Law and order expenditure is $3.04 billion, up from $2.9 billion in 2016-17.

  • Investment in implementing the first stages the Government’s Methamphetamine Action Plan (MAP)
  • $83.5 million for the Meth Border Force including the recruitment of 100 sworn police officers and 20 specialised intelligence staff
  • $3.8 million for the WA Police Force to target roadside drug and alcohol testing
  • Development of residential and community-based treatment facilities
  • $11.5 million for the development of the first dedicated drug and alcohol rehabilitation prison
  • $18.2 million for an alcohol and other drug residential rehabilitation centre in the South West and commence planning for a Kimberley centre
  • $12 million for alcohol and drug residential and community based treatment facilities
  • $18.5 million for the Regional Enforcement Unit to increase traffic enforcement on country roads
  • $8.3 million to establish two additional women’s refuges, with work to commence in 2018
  • $6.5 million to deliver three more 24/7 police stations at Armadale, Cockburn and Ellenbrook
  • $8 million for a new Capel Police Station.

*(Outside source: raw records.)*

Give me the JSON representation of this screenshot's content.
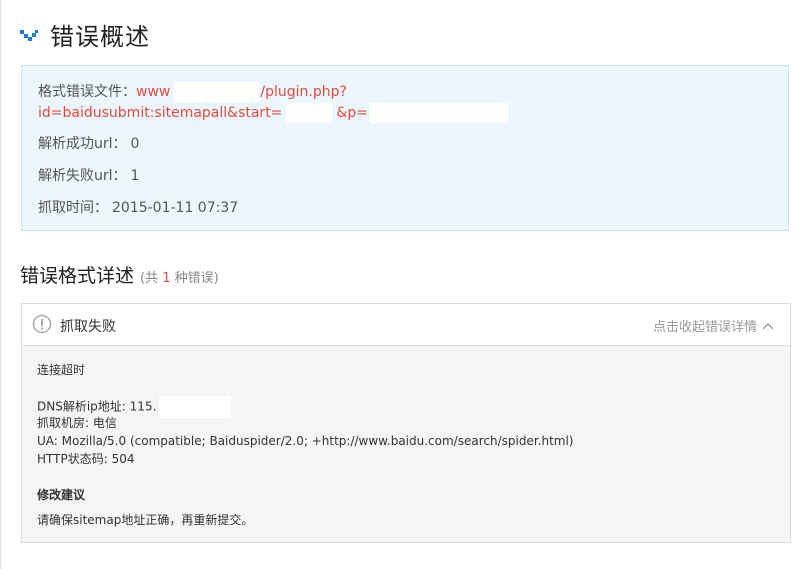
{
  "header": {
    "title": "错误概述"
  },
  "summary": {
    "file_label": "格式错误文件：",
    "url_part1": "www",
    "url_part2": "/plugin.php?",
    "url_line2a": "id=baidusubmit:sitemapall&start=",
    "url_line2b": "&p=",
    "success_label": "解析成功url：",
    "success_value": "0",
    "fail_label": "解析失败url：",
    "fail_value": "1",
    "time_label": "抓取时间：",
    "time_value": "2015-01-11 07:37"
  },
  "details": {
    "title": "错误格式详述",
    "count_prefix": "(共",
    "count": "1",
    "count_suffix": "种错误)",
    "error_name": "抓取失败",
    "collapse_label": "点击收起错误详情",
    "timeout": "连接超时",
    "dns_label": "DNS解析ip地址:",
    "dns_value": "115.",
    "room_label": "抓取机房:",
    "room_value": "电信",
    "ua_label": "UA:",
    "ua_value": "Mozilla/5.0 (compatible; Baiduspider/2.0; +http://www.baidu.com/search/spider.html)",
    "http_label": "HTTP状态码:",
    "http_value": "504",
    "suggest_title": "修改建议",
    "suggest_text": "请确保sitemap地址正确，再重新提交。"
  },
  "colors": {
    "accent_red": "#e44a3c",
    "info_bg": "#ebf6fd",
    "icon_blue": "#1a7fd4"
  }
}
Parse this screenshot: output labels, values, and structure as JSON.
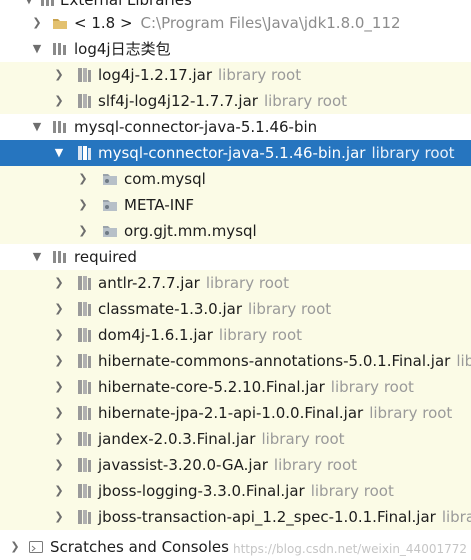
{
  "tree": {
    "top_label": "External Libraries",
    "jdk": {
      "label": "< 1.8 >",
      "path": "C:\\Program Files\\Java\\jdk1.8.0_112"
    },
    "lib_log4j": {
      "label": "log4j日志类包",
      "jars": [
        {
          "name": "log4j-1.2.17.jar",
          "hint": "library root"
        },
        {
          "name": "slf4j-log4j12-1.7.7.jar",
          "hint": "library root"
        }
      ]
    },
    "lib_mysql": {
      "label": "mysql-connector-java-5.1.46-bin",
      "jar": {
        "name": "mysql-connector-java-5.1.46-bin.jar",
        "hint": "library root"
      },
      "packages": [
        "com.mysql",
        "META-INF",
        "org.gjt.mm.mysql"
      ]
    },
    "lib_required": {
      "label": "required",
      "jars": [
        {
          "name": "antlr-2.7.7.jar",
          "hint": "library root"
        },
        {
          "name": "classmate-1.3.0.jar",
          "hint": "library root"
        },
        {
          "name": "dom4j-1.6.1.jar",
          "hint": "library root"
        },
        {
          "name": "hibernate-commons-annotations-5.0.1.Final.jar",
          "hint": "lib"
        },
        {
          "name": "hibernate-core-5.2.10.Final.jar",
          "hint": "library root"
        },
        {
          "name": "hibernate-jpa-2.1-api-1.0.0.Final.jar",
          "hint": "library root"
        },
        {
          "name": "jandex-2.0.3.Final.jar",
          "hint": "library root"
        },
        {
          "name": "javassist-3.20.0-GA.jar",
          "hint": "library root"
        },
        {
          "name": "jboss-logging-3.3.0.Final.jar",
          "hint": "library root"
        },
        {
          "name": "jboss-transaction-api_1.2_spec-1.0.1.Final.jar",
          "hint": "librar"
        }
      ]
    },
    "scratches": {
      "label": "Scratches and Consoles"
    }
  },
  "watermark": "https://blog.csdn.net/weixin_44001772",
  "colors": {
    "selection": "#2675bf",
    "row_alt": "#fbfbe6",
    "hint": "#9a9a9a"
  }
}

Aim to reduce public servants by 3,000 FTE in 2017-18.

The Voluntary Targeted Separation Scheme seeks to deliver ongoing savings estimated at around $185 million per annum from 2018-19 by reducing public sector employee numbers.

$1.7 billion in savings measures in the public sector including:

  • Four-year wage freeze determined by the Salaries and Allowances Tribunal
  • 20% reduction in the Senior Executive Service
  • 40% reduction in the number of Government departments
  • No indexation for non-salary related expenditure, savings through better management of the workforce, State fleet and office accommodation

Some key assumptions underpinning the State Budget include:

Population growth

Employment growth

Unemployment rate

Wage Price growth

CPI growth     

Iron price

Iron volumes
817 million tonnes

Crude Oil price
$US51.6 per barrel

Exchange rate $US/$A
79.0 cents

Don’t forget, a significant set of repair measures on which today’s Budget is based were announced earlier this year. The changes to tariffs, fees and charges for 2017/18 took effect from July 1, 2017.  These changes are predicted to improve the State’s net debt position by about $238 million over the forward estimates period.

Fees and Charges

The total expenditure by the representative household on the basket of government goods and services is forecast to increase by $438 (or 7.7 per cent) per household.

The major changes were:

  • 10.9 per cent increase (or $169) on the average household for the fixed charge component of electricity bills
  • 6 per cent increase in water, sewerage and drainage fees
  • 1.8 per cent increase in public transport standard fees
  • Increased public transport fees for students – up from 60 cents to 70 cents
  • 5 per cent reduction in the discount offered to SmartRider fares for public transport
  • 2.8 per cent increase to motor injury insurance
  • 1.7 per cent increase to driver licence fees
  • 5.5 per cent increase to vehicle licence fees
  • 3.3 per cent on average increase in the Emergency Services Levy

There is no change to Stamp Duty.

Changes to Concessions

The Annual Energy Assistance Payment was increased to $300, a $66 increase from 2016-17. This concession is paid annually to about 200,000 households who hold Commonwealth concession cards.

The Hardship Utility Grant Scheme (HUGS) received an additional $16.3 million over two years and the HUGS grant limit increased from $538 to $581, and $891 to $962 for those living above the 26th parallel in the north of WA.

For seniors’ households with Commonwealth concessions cards, the Government continues to provide the 50 per cent rebate for water service charges (capped at $600) and local government rates (capped at $750), and a 50 per cent rebate on the underground electricity connection charge.

For households which do not hold a Commonwealth concession card, but do hold a WA Seniors Card, the rebates were capped at $100 each.